Science Museum Group Collection
© The Board of Trustees of the Science Museum

"Extraordinary effects of Morrison Vegetable Pills!". Coloured lithograph by C.J.G. (Published by J. Kendrick,
Science Museum Group Collection
© The Board of Trustees of the Science Museum

"Extraordinary effects of Morrison Vegetable Pills!". Coloured lithograph by C.J.G. (Published by J. Kendrick,
Science Museum Group Collection
© The Board of Trustees of the Science Museum

Coloured lithograph by C.J.G. entitled "Extraordinary effects of Morrison Vegetable Pills!". (Published by J. Kendrick, Leicester Square, January 10th 1834) 23cmx27cm.

The caption of this image describes the ‘Extraordinary Effects of Morison’s Vegetable Pills’, re-growing a man’s legs overnight.
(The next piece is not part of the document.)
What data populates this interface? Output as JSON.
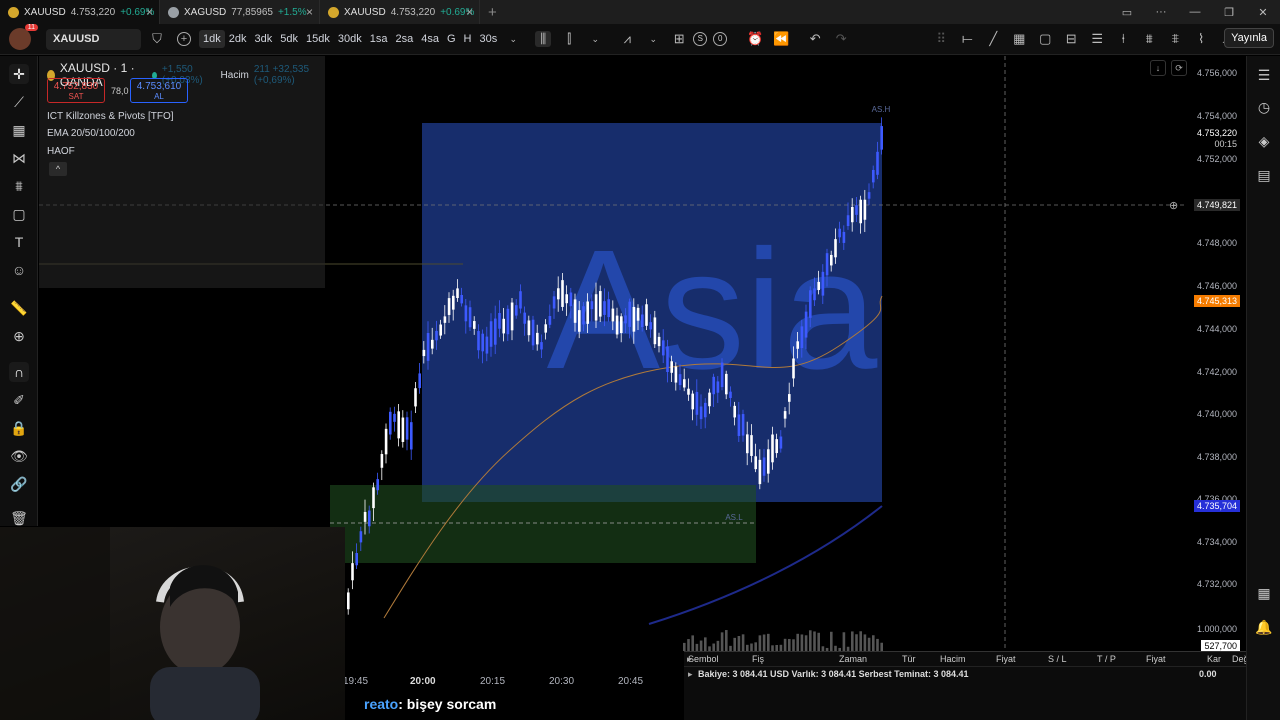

Morison’s Vegetable Pills were the brainchild of James Morison (1770-1840) and sold from 1825 onwards. Morison believed that all disease was caused by an impurity of the blood that could only be purged by his vegetable pills. The pills, a laxative based on a variety of herbs, including rhubarb and myrrh, were sold in chemists, grocers and even libraries. Morison believed that his pills could be taken in large doses but a number of deaths proved him wrong. Many labelled him a quack and his pills a poison. The print is by Charles Grant Jameson (active 1832-1850).

Details

Category:
Art
Object Number:
1981-1747
type:
print
taxonomy:
  • visual and verbal communication
  • visual and verbal communication
credit:
Edmunds, A.